(RECORDS SUPPLIED begins)

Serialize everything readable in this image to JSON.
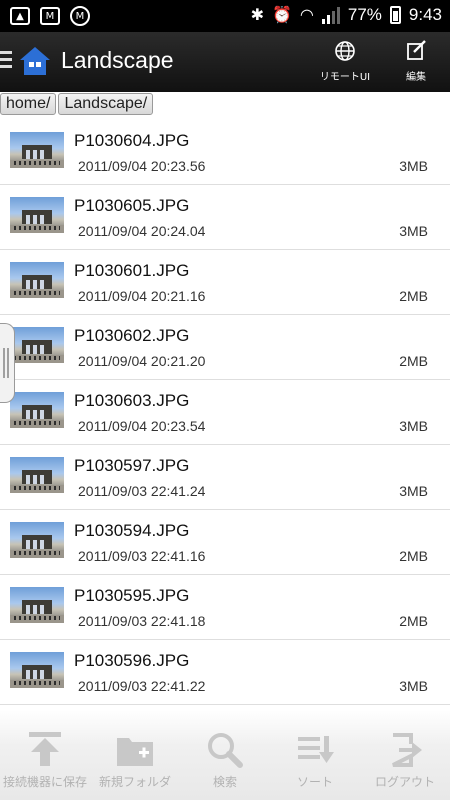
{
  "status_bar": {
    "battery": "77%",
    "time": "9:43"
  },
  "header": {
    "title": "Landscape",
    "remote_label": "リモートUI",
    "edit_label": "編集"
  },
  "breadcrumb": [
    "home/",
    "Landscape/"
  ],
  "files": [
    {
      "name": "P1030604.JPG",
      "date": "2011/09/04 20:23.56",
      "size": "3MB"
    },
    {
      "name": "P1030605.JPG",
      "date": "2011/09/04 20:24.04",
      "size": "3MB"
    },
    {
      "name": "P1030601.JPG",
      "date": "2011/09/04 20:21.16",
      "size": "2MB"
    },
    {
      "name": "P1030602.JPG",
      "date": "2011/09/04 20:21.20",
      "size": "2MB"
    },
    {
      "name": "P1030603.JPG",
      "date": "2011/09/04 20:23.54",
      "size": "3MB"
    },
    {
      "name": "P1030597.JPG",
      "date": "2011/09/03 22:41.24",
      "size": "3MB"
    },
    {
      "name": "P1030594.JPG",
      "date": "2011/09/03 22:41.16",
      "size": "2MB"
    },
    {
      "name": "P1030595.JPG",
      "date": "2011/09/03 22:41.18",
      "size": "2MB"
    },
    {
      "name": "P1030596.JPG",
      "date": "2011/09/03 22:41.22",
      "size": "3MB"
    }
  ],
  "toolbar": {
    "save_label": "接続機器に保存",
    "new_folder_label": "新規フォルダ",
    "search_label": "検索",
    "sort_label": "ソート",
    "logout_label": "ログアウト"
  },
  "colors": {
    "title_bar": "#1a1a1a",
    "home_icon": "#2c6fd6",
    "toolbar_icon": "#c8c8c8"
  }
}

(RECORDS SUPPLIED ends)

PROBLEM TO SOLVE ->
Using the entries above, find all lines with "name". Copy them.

ANSWER FOR THIS EXERCISE ->
      "name": "P1030604.JPG",
      "name": "P1030605.JPG",
      "name": "P1030601.JPG",
      "name": "P1030602.JPG",
      "name": "P1030603.JPG",
      "name": "P1030597.JPG",
      "name": "P1030594.JPG",
      "name": "P1030595.JPG",
      "name": "P1030596.JPG",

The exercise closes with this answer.